New York: John Wilcock, 1968. First Edition. Tabloid (42cm); photo-illustrated newsprint wrappers; pp; illus. Light wear and toning to extremities, particularly along spine-fold, with a faint horizontal fold at center; Very Good+, without postal markings.

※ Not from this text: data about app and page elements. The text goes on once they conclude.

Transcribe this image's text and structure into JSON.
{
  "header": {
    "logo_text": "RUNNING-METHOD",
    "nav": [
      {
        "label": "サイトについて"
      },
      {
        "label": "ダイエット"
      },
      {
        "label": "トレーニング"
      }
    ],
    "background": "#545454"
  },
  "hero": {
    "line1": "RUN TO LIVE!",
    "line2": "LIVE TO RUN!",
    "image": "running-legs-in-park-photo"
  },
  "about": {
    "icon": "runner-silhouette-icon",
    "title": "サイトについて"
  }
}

Though never as popular or widely-circulated as its brethren like The East Village Other and The Berkeley Barb, nor as political as such radical-left undergrounds as The Black Panther and New Left Notes, John Wilcock's Other Scenes probably deserves pride of place as the most daring, creative, and experimental of the alternative press papers of the late Sixties. It was also – probably a function of Wilcock's comparative maturity (he was already in his late thirties in 1967) – far less reliant on the sort of psychedelic mish-mosh that defined the aesthetic of most other underground papers of the period. Described in the masthead as "a revolutionary newsletter concerned with art, politics, sociology, sex and the creation of a more equitable society," Other Scenes was heavily influenced by both the Fluxus and mail-art movements as well as Andy Warhol's avant-pop aesthetic (Wilcock was a regular Factory denizen). The paper operated as much as a virtual underground club for its subscribers as it did a vehicle for news distribution; according to the masthead of an early issue, Wilcock distributed the paper "twenty times a year from wherever its editor happens to be," and his mailings often included "surprises" including "newsletters, newspapers, letters, brochures and discoveries that I make in all parts of the world." Contents include contributions by Timothy Leary, Tony Auth, Neal Phillips, Tuli Kupferberg, Peter Hemphill, and others, including a small illustrated contribution by Ed Ruscha.